** Record set follows **
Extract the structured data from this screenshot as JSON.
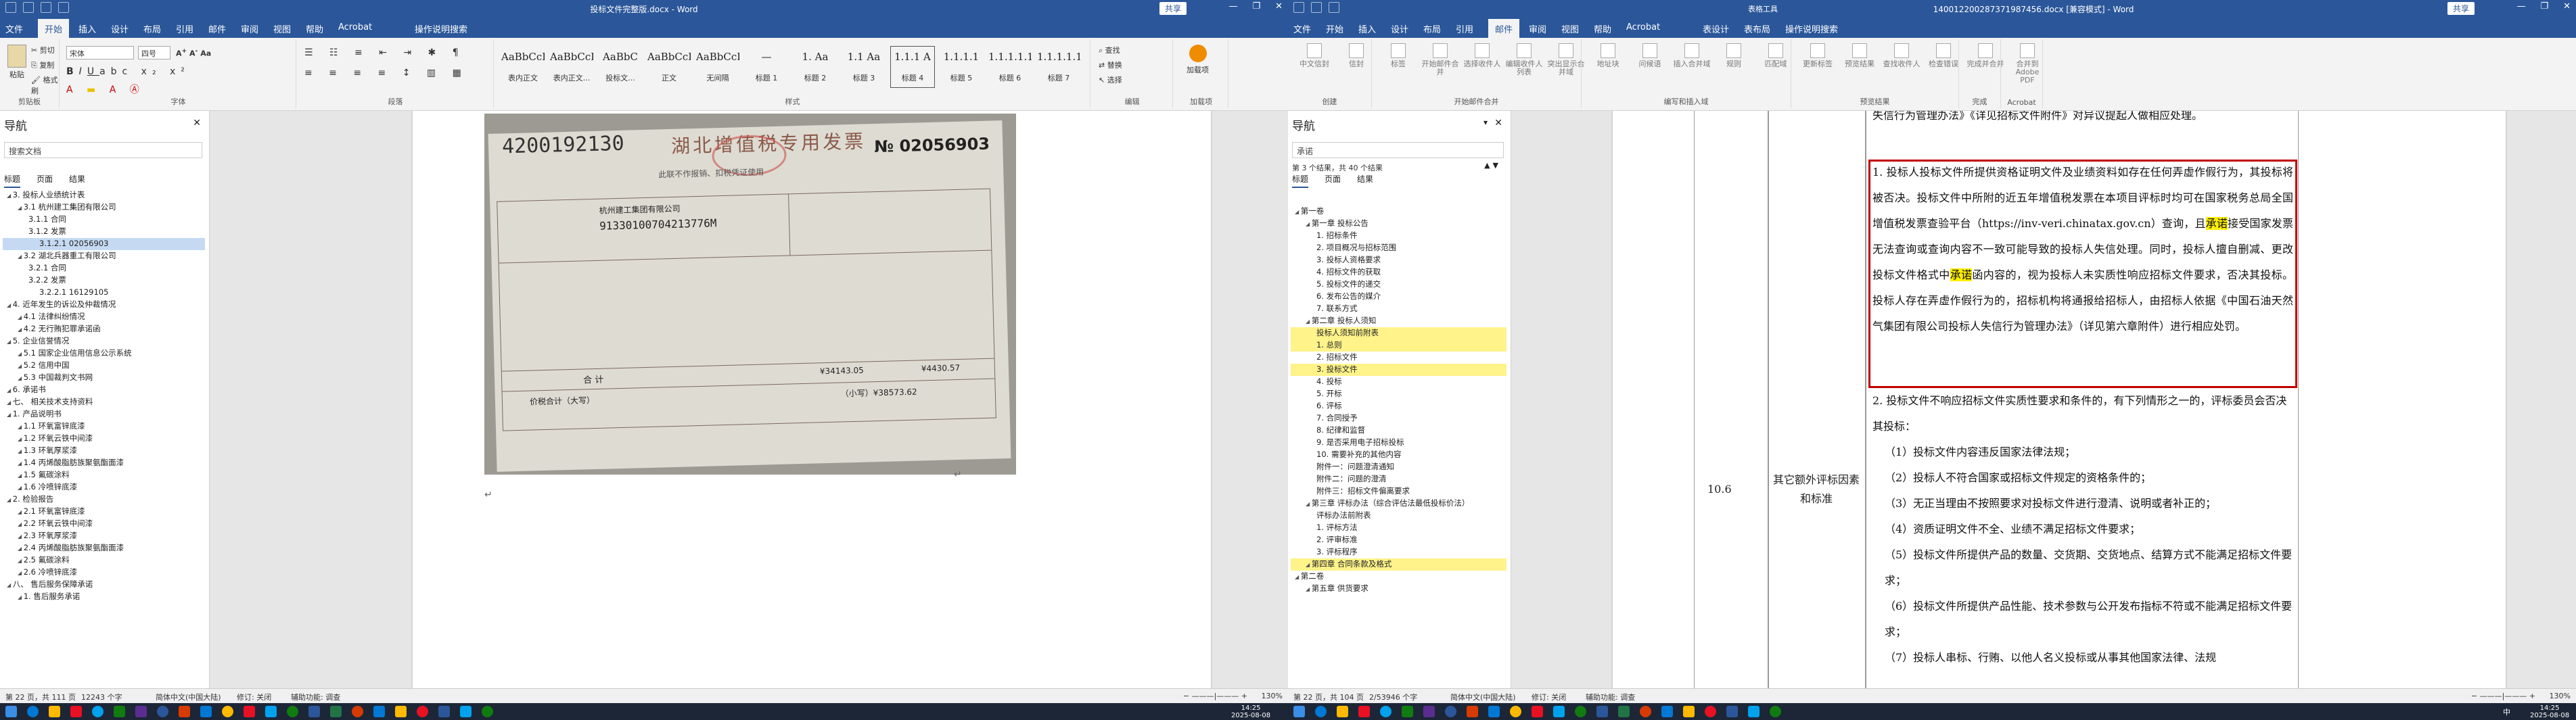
{
  "left_window": {
    "title": "投标文件完整版.docx - Word",
    "tabs": [
      "文件",
      "开始",
      "插入",
      "设计",
      "布局",
      "引用",
      "邮件",
      "审阅",
      "视图",
      "帮助",
      "Acrobat",
      "操作说明搜索"
    ],
    "active_tab": "开始",
    "share_label": "共享",
    "ribbon": {
      "font_name": "宋体",
      "font_size": "四号",
      "clipboard_label": "剪贴板",
      "font_label": "字体",
      "paragraph_label": "段落",
      "styles_label": "样式",
      "editing_label": "编辑",
      "addins_label": "加载项",
      "paste_label": "粘贴",
      "cut_label": "剪切",
      "copy_label": "复制",
      "painter_label": "格式刷",
      "find_label": "查找",
      "replace_label": "替换",
      "select_label": "选择",
      "addin_btn": "加载项",
      "styles": [
        {
          "preview": "AaBbCcDd",
          "name": "表内正文"
        },
        {
          "preview": "AaBbCcDd",
          "name": "表内正文..."
        },
        {
          "preview": "AaBbC",
          "name": "投标文..."
        },
        {
          "preview": "AaBbCcDd",
          "name": "正文"
        },
        {
          "preview": "AaBbCcDd",
          "name": "无间隔"
        },
        {
          "preview": "—",
          "name": "标题 1"
        },
        {
          "preview": "1. Aa",
          "name": "标题 2"
        },
        {
          "preview": "1.1 Aa",
          "name": "标题 3"
        },
        {
          "preview": "1.1.1 A",
          "name": "标题 4"
        },
        {
          "preview": "1.1.1.1",
          "name": "标题 5"
        },
        {
          "preview": "1.1.1.1.1",
          "name": "标题 6"
        },
        {
          "preview": "1.1.1.1.1.1",
          "name": "标题 7"
        }
      ],
      "selected_style": "标题 4"
    },
    "nav": {
      "title": "导航",
      "search_placeholder": "搜索文档",
      "tabs": [
        "标题",
        "页面",
        "结果"
      ],
      "items": [
        {
          "text": "3. 投标人业绩统计表",
          "level": 0
        },
        {
          "text": "3.1 杭州建工集团有限公司",
          "level": 1
        },
        {
          "text": "3.1.1 合同",
          "level": 2
        },
        {
          "text": "3.1.2 发票",
          "level": 2
        },
        {
          "text": "3.1.2.1 02056903",
          "level": 3,
          "selected": true
        },
        {
          "text": "3.2 湖北兵器重工有限公司",
          "level": 1
        },
        {
          "text": "3.2.1 合同",
          "level": 2
        },
        {
          "text": "3.2.2 发票",
          "level": 2
        },
        {
          "text": "3.2.2.1 16129105",
          "level": 3
        },
        {
          "text": "4. 近年发生的诉讼及仲裁情况",
          "level": 0
        },
        {
          "text": "4.1 法律纠纷情况",
          "level": 1
        },
        {
          "text": "4.2 无行贿犯罪承诺函",
          "level": 1
        },
        {
          "text": "5. 企业信誉情况",
          "level": 0
        },
        {
          "text": "5.1 国家企业信用信息公示系统",
          "level": 1
        },
        {
          "text": "5.2 信用中国",
          "level": 1
        },
        {
          "text": "5.3 中国裁判文书网",
          "level": 1
        },
        {
          "text": "6. 承诺书",
          "level": 0
        },
        {
          "text": "七、 相关技术支持资料",
          "level": 0
        },
        {
          "text": "1. 产品说明书",
          "level": 0
        },
        {
          "text": "1.1 环氧富锌底漆",
          "level": 1
        },
        {
          "text": "1.2 环氧云铁中间漆",
          "level": 1
        },
        {
          "text": "1.3 环氧厚浆漆",
          "level": 1
        },
        {
          "text": "1.4 丙烯酸脂肪族聚氨酯面漆",
          "level": 1
        },
        {
          "text": "1.5 氟碳涂料",
          "level": 1
        },
        {
          "text": "1.6 冷喷锌底漆",
          "level": 1
        },
        {
          "text": "2. 检验报告",
          "level": 0
        },
        {
          "text": "2.1 环氧富锌底漆",
          "level": 1
        },
        {
          "text": "2.2 环氧云铁中间漆",
          "level": 1
        },
        {
          "text": "2.3 环氧厚浆漆",
          "level": 1
        },
        {
          "text": "2.4 丙烯酸脂肪族聚氨酯面漆",
          "level": 1
        },
        {
          "text": "2.5 氟碳涂料",
          "level": 1
        },
        {
          "text": "2.6 冷喷锌底漆",
          "level": 1
        },
        {
          "text": "八、 售后服务保障承诺",
          "level": 0
        },
        {
          "text": "1. 售后服务承诺",
          "level": 1
        }
      ]
    },
    "invoice": {
      "number_left": "4200192130",
      "title": "湖北增值税专用发票",
      "number_right": "№ 02056903",
      "subtitle": "此联不作报销、扣税凭证使用",
      "buyer_name": "杭州建工集团有限公司",
      "tax_id": "91330100704213776M",
      "total_label": "合  计",
      "amount": "¥34143.05",
      "tax_amount": "¥4430.57",
      "total_words_label": "价税合计（大写）",
      "total_small": "（小写）¥38573.62"
    },
    "status": {
      "page": "第 22 页，共 111 页",
      "words": "12243 个字",
      "lang": "简体中文(中国大陆)",
      "track": "修订: 关闭",
      "access": "辅助功能: 调查",
      "zoom": "130%"
    }
  },
  "right_window": {
    "title": "140012200287371987456.docx [兼容模式] - Word",
    "context_tool": "表格工具",
    "tabs": [
      "文件",
      "开始",
      "插入",
      "设计",
      "布局",
      "引用",
      "邮件",
      "审阅",
      "视图",
      "帮助",
      "Acrobat",
      "表设计",
      "表布局",
      "操作说明搜索"
    ],
    "active_tab": "邮件",
    "share_label": "共享",
    "ribbon_groups": [
      "创建",
      "开始邮件合并",
      "编写和插入域",
      "预览结果",
      "完成",
      "Acrobat"
    ],
    "ribbon_buttons": [
      "中文信封",
      "信封",
      "标签",
      "开始邮件合并",
      "选择收件人",
      "编辑收件人列表",
      "突出显示合并域",
      "地址块",
      "问候语",
      "插入合并域",
      "规则",
      "匹配域",
      "更新标签",
      "预览结果",
      "查找收件人",
      "检查错误",
      "完成并合并",
      "合并到Adobe PDF"
    ],
    "nav": {
      "title": "导航",
      "search_value": "承诺",
      "result_count": "第 3 个结果，共 40 个结果",
      "tabs": [
        "标题",
        "页面",
        "结果"
      ],
      "items": [
        {
          "text": "第一卷",
          "level": 0
        },
        {
          "text": "第一章 投标公告",
          "level": 1
        },
        {
          "text": "1. 招标条件",
          "level": 2
        },
        {
          "text": "2. 项目概况与招标范围",
          "level": 2
        },
        {
          "text": "3. 投标人资格要求",
          "level": 2
        },
        {
          "text": "4. 招标文件的获取",
          "level": 2
        },
        {
          "text": "5. 投标文件的递交",
          "level": 2
        },
        {
          "text": "6. 发布公告的媒介",
          "level": 2
        },
        {
          "text": "7. 联系方式",
          "level": 2
        },
        {
          "text": "第二章 投标人须知",
          "level": 1
        },
        {
          "text": "投标人须知前附表",
          "level": 2,
          "hl": true
        },
        {
          "text": "1. 总则",
          "level": 2,
          "hl": true
        },
        {
          "text": "2. 招标文件",
          "level": 2
        },
        {
          "text": "3. 投标文件",
          "level": 2,
          "hl": true
        },
        {
          "text": "4. 投标",
          "level": 2
        },
        {
          "text": "5. 开标",
          "level": 2
        },
        {
          "text": "6. 评标",
          "level": 2
        },
        {
          "text": "7. 合同授予",
          "level": 2
        },
        {
          "text": "8. 纪律和监督",
          "level": 2
        },
        {
          "text": "9. 是否采用电子招标投标",
          "level": 2
        },
        {
          "text": "10. 需要补充的其他内容",
          "level": 2
        },
        {
          "text": "附件一：问题澄清通知",
          "level": 2
        },
        {
          "text": "附件二：问题的澄清",
          "level": 2
        },
        {
          "text": "附件三：招标文件偏离要求",
          "level": 2
        },
        {
          "text": "第三章 评标办法（综合评估法最低投标价法）",
          "level": 1
        },
        {
          "text": "评标办法前附表",
          "level": 2
        },
        {
          "text": "1. 评标方法",
          "level": 2
        },
        {
          "text": "2. 评审标准",
          "level": 2
        },
        {
          "text": "3. 评标程序",
          "level": 2
        },
        {
          "text": "第四章 合同条款及格式",
          "level": 1,
          "hl": true
        },
        {
          "text": "第二卷",
          "level": 0
        },
        {
          "text": "第五章 供货要求",
          "level": 1
        }
      ]
    },
    "table": {
      "row_no": "10.6",
      "row_title": "其它额外评标因素和标准",
      "top_fragment": "失信行为管理办法》《详见招标文件附件》对异议提起人做相应处理。",
      "boxed_paragraph": [
        {
          "t": "1. 投标人投标文件所提供资格证明文件及业绩资料如存在任何弄虚作",
          "m": false
        },
        {
          "t": "假行为，其投标将被否决。投标文件中所附的近五年增值税发票在本",
          "m": false
        },
        {
          "t": "项目评标时均可在国家税务总局全国增值税发票查验平台",
          "m": false
        },
        {
          "t": "（https://inv-veri.chinatax.gov.cn）查询，且",
          "m": false
        },
        {
          "t": "承诺",
          "m": true
        },
        {
          "t": "接受国家发票无法查询或查询内容不一致可能导致的投标人失信处理。同时，投标人",
          "m": false
        },
        {
          "t": "擅自删减、更改投标文件格式中",
          "m": false
        },
        {
          "t": "承诺",
          "m": true
        },
        {
          "t": "函内容的，视为投标人未实质性响应招标文件要求，否决其投标。投标人存在弄虚作假行为的，招标机构将通报给招标人，由招标人依据《中国石油天然气集团有限公司投标人失信行为管理办法》（详见第六章附件）进行相应处罚。",
          "m": false
        }
      ],
      "items": [
        "2. 投标文件不响应招标文件实质性要求和条件的，有下列情形之一的，评标委员会否决其投标：",
        "（1）投标文件内容违反国家法律法规；",
        "（2）投标人不符合国家或招标文件规定的资格条件的；",
        "（3）无正当理由不按照要求对投标文件进行澄清、说明或者补正的；",
        "（4）资质证明文件不全、业绩不满足招标文件要求；",
        "（5）投标文件所提供产品的数量、交货期、交货地点、结算方式不能满足招标文件要求；",
        "（6）投标文件所提供产品性能、技术参数与公开发布指标不符或不能满足招标文件要求；",
        "（7）投标人串标、行贿、以他人名义投标或从事其他国家法律、法规"
      ]
    },
    "status": {
      "page": "第 22 页，共 104 页",
      "words": "2/53946 个字",
      "lang": "简体中文(中国大陆)",
      "track": "修订: 关闭",
      "access": "辅助功能: 调查",
      "zoom": "130%"
    }
  },
  "taskbar": {
    "time1": "14:25",
    "date1": "2025-08-08",
    "time2": "14:25",
    "date2": "2025-08-08",
    "lang": "中"
  }
}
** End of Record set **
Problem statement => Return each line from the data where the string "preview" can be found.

Solution =>
          "preview": "AaBbCcDd",
          "preview": "AaBbCcDd",
          "preview": "AaBbC",
          "preview": "AaBbCcDd",
          "preview": "AaBbCcDd",
          "preview": "—",
          "preview": "1. Aa",
          "preview": "1.1 Aa",
          "preview": "1.1.1 A",
          "preview": "1.1.1.1",
          "preview": "1.1.1.1.1",
          "preview": "1.1.1.1.1.1",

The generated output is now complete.